The 87-year-old entertainer arrived at his riverside home in a blue car at around 9am local time today (8pm NZT) after leaving Stafford Prison where he served time for previous convictions from 2014.
A man in a balaclava fended off media photographers and cameramen in the driveway as Harris climbed out of the back seat and moved slowly into the house shielded by another man.
Harris is being released from prison on bail to front to a London jury trial in person on charges he groped teenage girls.
One of the complainants, now aged in her mid-40s, told Southwark Crown Court yesterday that Harris left her in shock after groping her breast at the BBC Television Centre in 1983 when she was 13.
She said Harris had said to her, "Do you often get molested on a Saturday morning?"
The woman's testimony came after the judge told the jury she had approved an application for bail allowing Harris to be released from Stafford Prison today.
Harris has been permitted to appeared by video-link from the jail for the first week of his trial on account of his age and state of health.
He is facing four indecent assault charges involving three women who accuse him of groping them when they were teenagers in 1971, 1978 and 1983.
Judge Deborah Taylor told the jury that her granting bail to Harris should have no impact on their decisions on the current charges.
She said the court would not be sitting on Friday as Harris went through his release from Stafford.
"He will be attending what remains of this trial in person from Monday next week," the judge said.
The court heard from the 1983 complainant that on New Year's Eve that year she was invited with her sister and other children to a live screening of an entertainment show at the BBC Television Centre featuring Harris.
She said that as a 13-year-old she was "a very big fan" of Harris and was excited she was going to meet him.
The woman said that after the screening the children were invited to a room where Harris came up beside her at a drinks table.
"I looked up and as I did he slid his right hand under my breast and said to me, 'Do you often get molested on a Saturday morning?'
"I was in shock because I couldn't comprehend really what had just happened.
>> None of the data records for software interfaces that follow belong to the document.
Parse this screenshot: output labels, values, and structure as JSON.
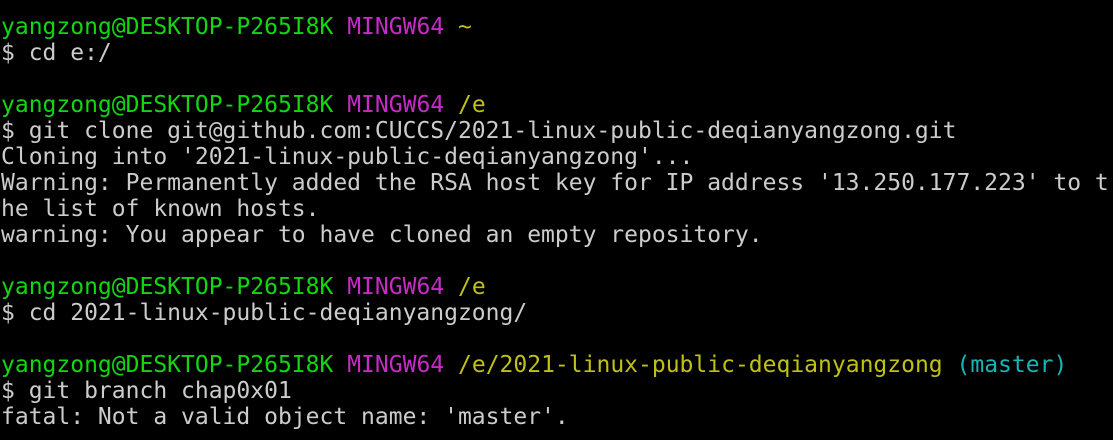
{
  "colors": {
    "background": "#000000",
    "default_text": "#cccccc",
    "user_host": "#13d613",
    "system": "#c62bc6",
    "path": "#c0c01a",
    "branch": "#19b5b5"
  },
  "terminal": {
    "blocks": [
      {
        "prompt": {
          "user_host": "yangzong@DESKTOP-P265I8K",
          "system": "MINGW64",
          "path": "~",
          "branch": ""
        },
        "command": "$ cd e:/",
        "output": []
      },
      {
        "prompt": {
          "user_host": "yangzong@DESKTOP-P265I8K",
          "system": "MINGW64",
          "path": "/e",
          "branch": ""
        },
        "command": "$ git clone git@github.com:CUCCS/2021-linux-public-deqianyangzong.git",
        "output": [
          "Cloning into '2021-linux-public-deqianyangzong'...",
          "Warning: Permanently added the RSA host key for IP address '13.250.177.223' to t",
          "he list of known hosts.",
          "warning: You appear to have cloned an empty repository."
        ]
      },
      {
        "prompt": {
          "user_host": "yangzong@DESKTOP-P265I8K",
          "system": "MINGW64",
          "path": "/e",
          "branch": ""
        },
        "command": "$ cd 2021-linux-public-deqianyangzong/",
        "output": []
      },
      {
        "prompt": {
          "user_host": "yangzong@DESKTOP-P265I8K",
          "system": "MINGW64",
          "path": "/e/2021-linux-public-deqianyangzong",
          "branch": "(master)"
        },
        "command": "$ git branch chap0x01",
        "output": [
          "fatal: Not a valid object name: 'master'."
        ]
      }
    ]
  }
}
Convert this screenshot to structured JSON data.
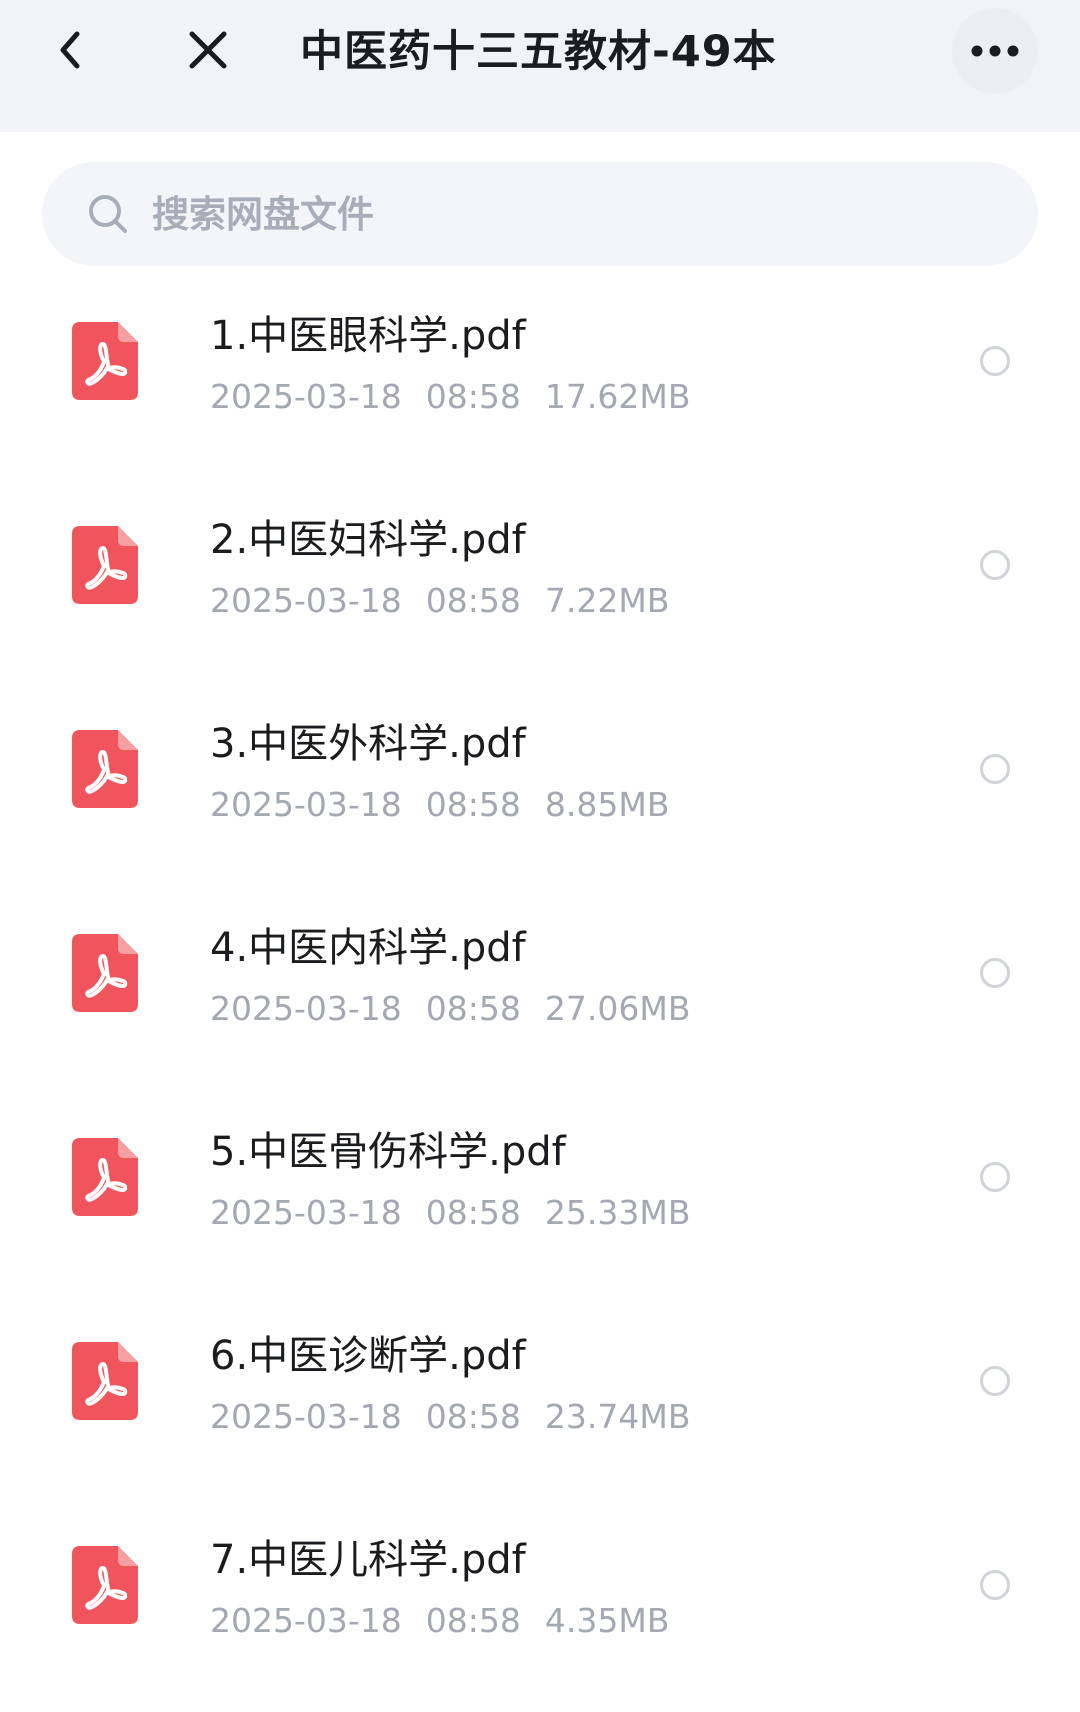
{
  "header": {
    "title": "中医药十三五教材-49本",
    "back_icon": "chevron-left-icon",
    "close_icon": "close-icon",
    "more_icon": "more-horizontal-icon"
  },
  "search": {
    "placeholder": "搜索网盘文件",
    "icon": "search-icon"
  },
  "colors": {
    "header_bg": "#f2f3f7",
    "pdf_icon": "#f0555d",
    "meta_text": "#a4a8b3",
    "radio_border": "#d0d3d9"
  },
  "files": [
    {
      "name": "1.中医眼科学.pdf",
      "date": "2025-03-18",
      "time": "08:58",
      "size": "17.62MB",
      "icon": "pdf-file-icon"
    },
    {
      "name": "2.中医妇科学.pdf",
      "date": "2025-03-18",
      "time": "08:58",
      "size": "7.22MB",
      "icon": "pdf-file-icon"
    },
    {
      "name": "3.中医外科学.pdf",
      "date": "2025-03-18",
      "time": "08:58",
      "size": "8.85MB",
      "icon": "pdf-file-icon"
    },
    {
      "name": "4.中医内科学.pdf",
      "date": "2025-03-18",
      "time": "08:58",
      "size": "27.06MB",
      "icon": "pdf-file-icon"
    },
    {
      "name": "5.中医骨伤科学.pdf",
      "date": "2025-03-18",
      "time": "08:58",
      "size": "25.33MB",
      "icon": "pdf-file-icon"
    },
    {
      "name": "6.中医诊断学.pdf",
      "date": "2025-03-18",
      "time": "08:58",
      "size": "23.74MB",
      "icon": "pdf-file-icon"
    },
    {
      "name": "7.中医儿科学.pdf",
      "date": "2025-03-18",
      "time": "08:58",
      "size": "4.35MB",
      "icon": "pdf-file-icon"
    }
  ]
}
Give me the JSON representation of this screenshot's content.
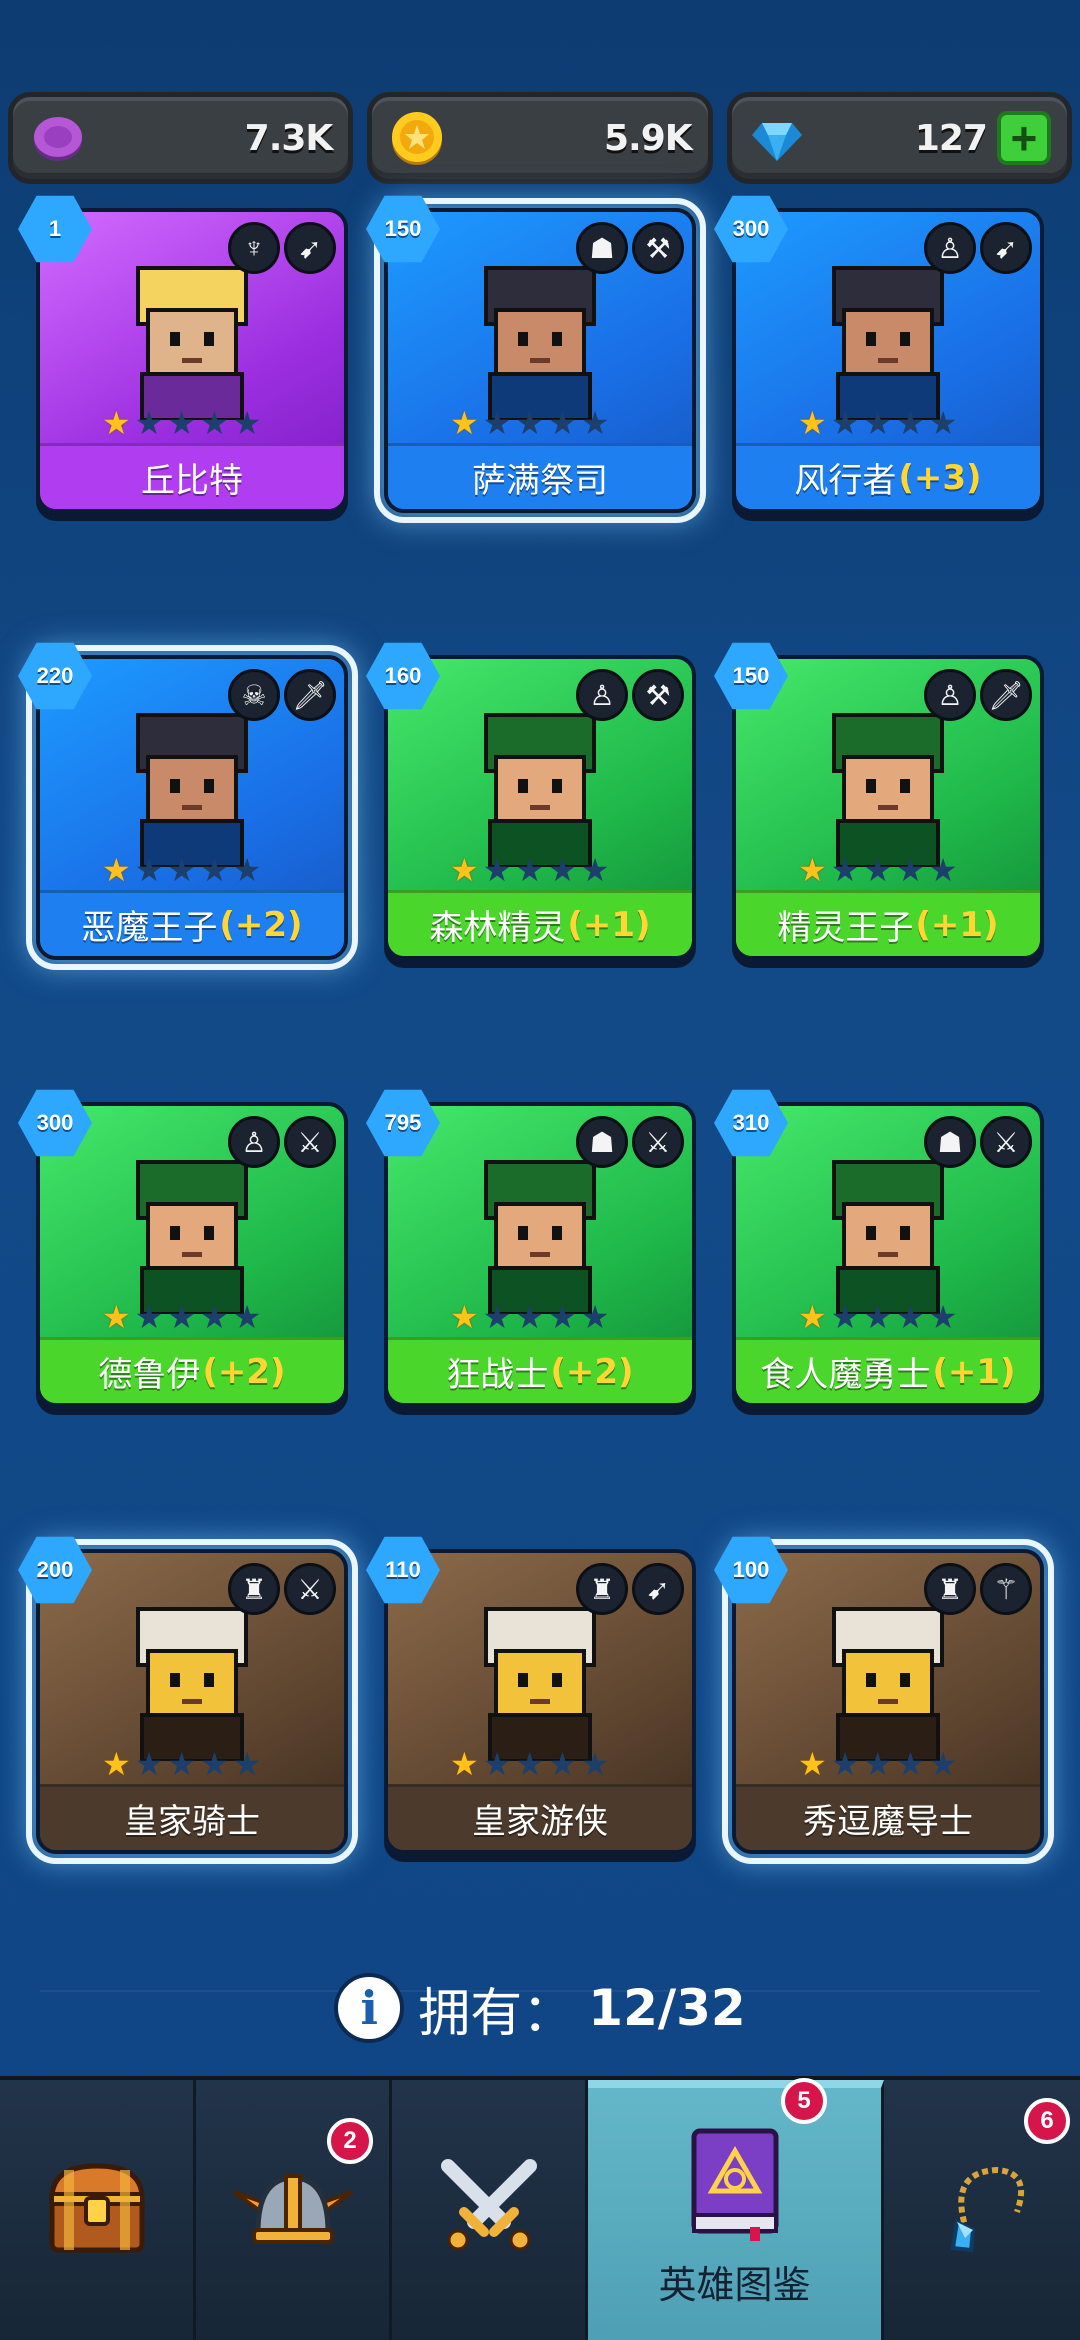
{
  "currency": {
    "coins_purple": "7.3K",
    "coins_gold": "5.9K",
    "gems": "127",
    "add_label": "+"
  },
  "heroes": [
    {
      "cost": "1",
      "name": "丘比特",
      "bonus": "",
      "rarity": "purple",
      "stars": 1,
      "faction_icon": "winged-helmet-icon",
      "weapon_icon": "bow-icon",
      "selected": false
    },
    {
      "cost": "150",
      "name": "萨满祭司",
      "bonus": "",
      "rarity": "blue",
      "stars": 1,
      "faction_icon": "orc-icon",
      "weapon_icon": "hammer-icon",
      "selected": true
    },
    {
      "cost": "300",
      "name": "风行者",
      "bonus": "(+3)",
      "rarity": "blue",
      "stars": 1,
      "faction_icon": "elf-icon",
      "weapon_icon": "bow-icon",
      "selected": false
    },
    {
      "cost": "220",
      "name": "恶魔王子",
      "bonus": "(+2)",
      "rarity": "blue",
      "stars": 1,
      "faction_icon": "demon-skull-icon",
      "weapon_icon": "dagger-icon",
      "selected": true
    },
    {
      "cost": "160",
      "name": "森林精灵",
      "bonus": "(+1)",
      "rarity": "green",
      "stars": 1,
      "faction_icon": "elf-icon",
      "weapon_icon": "hammer-icon",
      "selected": false
    },
    {
      "cost": "150",
      "name": "精灵王子",
      "bonus": "(+1)",
      "rarity": "green",
      "stars": 1,
      "faction_icon": "elf-icon",
      "weapon_icon": "dagger-icon",
      "selected": false
    },
    {
      "cost": "300",
      "name": "德鲁伊",
      "bonus": "(+2)",
      "rarity": "green",
      "stars": 1,
      "faction_icon": "elf-icon",
      "weapon_icon": "sword-icon",
      "selected": false
    },
    {
      "cost": "795",
      "name": "狂战士",
      "bonus": "(+2)",
      "rarity": "green",
      "stars": 1,
      "faction_icon": "orc-icon",
      "weapon_icon": "sword-icon",
      "selected": false
    },
    {
      "cost": "310",
      "name": "食人魔勇士",
      "bonus": "(+1)",
      "rarity": "green",
      "stars": 1,
      "faction_icon": "orc-icon",
      "weapon_icon": "sword-icon",
      "selected": false
    },
    {
      "cost": "200",
      "name": "皇家骑士",
      "bonus": "",
      "rarity": "brown",
      "stars": 1,
      "faction_icon": "knight-helmet-icon",
      "weapon_icon": "sword-icon",
      "selected": true
    },
    {
      "cost": "110",
      "name": "皇家游侠",
      "bonus": "",
      "rarity": "brown",
      "stars": 1,
      "faction_icon": "knight-helmet-icon",
      "weapon_icon": "bow-icon",
      "selected": false
    },
    {
      "cost": "100",
      "name": "秀逗魔导士",
      "bonus": "",
      "rarity": "brown",
      "stars": 1,
      "faction_icon": "knight-helmet-icon",
      "weapon_icon": "staff-icon",
      "selected": true
    }
  ],
  "owned": {
    "label": "拥有：",
    "value": "12/32"
  },
  "nav": [
    {
      "name": "chest",
      "label": "",
      "badge": ""
    },
    {
      "name": "heroes-helmet",
      "label": "",
      "badge": "2"
    },
    {
      "name": "battle",
      "label": "",
      "badge": ""
    },
    {
      "name": "hero-codex",
      "label": "英雄图鉴",
      "badge": "5"
    },
    {
      "name": "amulet",
      "label": "",
      "badge": "6"
    }
  ]
}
He left quite quickly and I just stood there for a while."
The woman told the court that she went across to her older sister and told her what happened but her sister just said something like, "That's Rolf Harris, don't be silly".
She said there was a similar response from her parents at home that night so she felt no one else would believe her and accordingly took her complaint no further.
But the woman said that in the intervening years she had told many people about what Harris did and every time he appeared on television she would call him a "pervert".
She said that after Harris was convicted at his first trial in 2014 she thought there was "a chance I might be vindicated", so she contacted police. The trial continues.